Caltex Australia has been forced to disclose a beefed-up, all-cash $8.6 billion takeover approach from acquisitive Canadian group Alimentation Couche-Tard after news of the takeover interest leaked into the market.
The petrol and convenience retailer only on Monday revealed a plan to spin off some of its service station sites in an IPO, a move that would derail the takeover ambitions of its suitor, owner of the Circle K brand well known throughout Asia.
Caltex told the ASX on Tuesday than it had received an indicative proposal to acquire all of its shares for $34.50 apiece, less any dividends.
The conditional offer, representing a premium of 15.8 per cent over Caltex’s closing share price on Monday, is the second it has received. It rejected as inadequate an earlier approach from the same bidder, made on October 11, at $32 per share, a price that at the time represented about a 25 per cent premium.
Shares in Caltex surged as much as 12.7 per cent to $33.56 on Tuesday after a delayed start. They were at $33.52 just after midday.
The overtures from Couche-Tard, which has a strong track record of growth by acquisition, were first revealed by The Australian Financial Review’s Street Talk column on Monday night and confirmed on Tuesday morning.
Couche-Tard operates in 27 countries, selling 43 million gallons a day of fuel and about three quarters of a million cups of coffee.
It has completed 60 deals since 2004, adding some 10,200 stories and highlighted in a recent presentation to investors that “significant runway remains globally” for growth, with a focus on the US and Asia.
More than 2150 stores operate under its Circle K brand outside North America and Europe, in countries including New Zealand, Cambodia, Hong Kong and Saudi Arabia.
Couche-Tard, which invested earlier this year in a cannabis retailer in Canada, is understood to have been circling potential targets in Australia’s fuel sector for months, advised by Goldman Sachs. It was among those that took a look at the Woolworths petrol station business that was eventually sold to UK-based EG Group.
Caltex said the talks with the Canadian group over its “highly conditional” offer were at a preliminary stage and there was no certainty of any deal.
“The Caltex Board is focused on maximising shareholder value and will carefully consider any proposal that is consistent with this objective,” it added.
It said the board is “currently considering the proposal, including obtaining advice from its financial and legal advisers”. It is being advised by UBS and Grant Samuel, with Herbert Smith Freehills on the legal side.
The public outing of the proposals comes a day after Caltex announced it would unlock value with an initial public offering of up to 49 per cent of 250 freehold petrol stations. It is understood not to have intended to disclose the takeover approach until confidentiality was lost.
Caltex said the announcement of the IPO, which has been months in the works and is the result of a review of its retail sites announced in August, “is not related” to the Couche-Tard approach.
However the fuels company has been under increasing pressure to unlock value that was not being recognised in the market after rejecting last year a more significant demerger or spin-off.

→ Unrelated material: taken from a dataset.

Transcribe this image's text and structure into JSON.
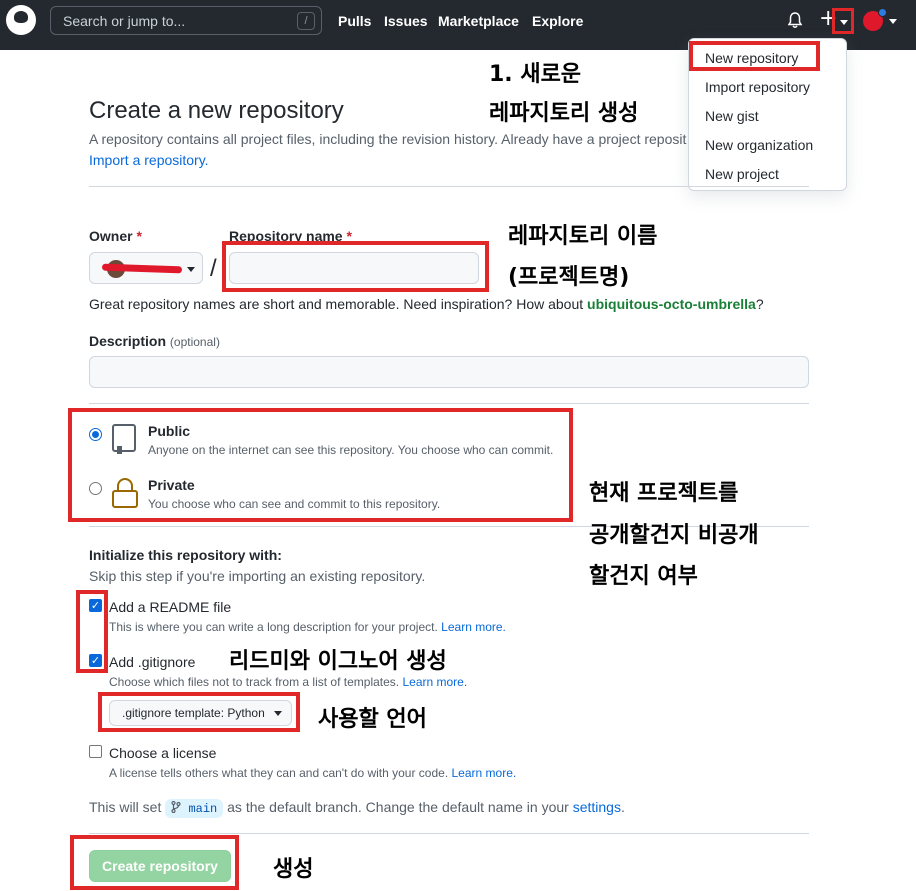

It also has a huge franking credit balance, worth $834 million at June 30, which investors want to see value from.
Couche-Tard is understood to be proposing two options to Caltex on the franking credits, including a special dividend of about $3 a share that could be worth about $8 a share for some shareholders depending on their tax situation.
Citigroup analyst James Byrne calculates that Caltex’s proposed sale of a 49 per cent stake in 250 sites will raise about $700 million that the company could use to buy back shares, increasing earnings per share by about 5 per cent.
In a note released before the takeover approach was confirmed, Mr Byrne said the Financial Review’s theory that the spin-off was a poison pill for a suitor “would make sense as the freehold IPO would remove one avenue for a capital release to pay down debt used to fund a leveraged acquisition of Caltex”.
Couche-Tard’s proposal is subject to several conditions, including due diligence, financing and a unanimous recommendation by the Caltex board. It is also subject to approval by the Foreign Investment Review Board.
Another condition involves no material asset sales, signalling that the proposed IPO would be a deal-breaker. However Caltex is understood to believe it can potentially progress discussions with Couche-Tard as well as advancing the IPO.
Caltex is already in a state of flux with chief executive Julian Segal advising in August that he would be stepping down after 10 years at the helm. A successor has yet to be announced.
Neither Mr Segal nor Caltex chief financial officer Matt Halliday was available to comment on Tuesday morning.
Earlier this month, Woolworths and Caltex said a new chain of stores selling fresh food, groceries and fuel would raise the bar in the $8.5 billion convenience sector and change the way people shop.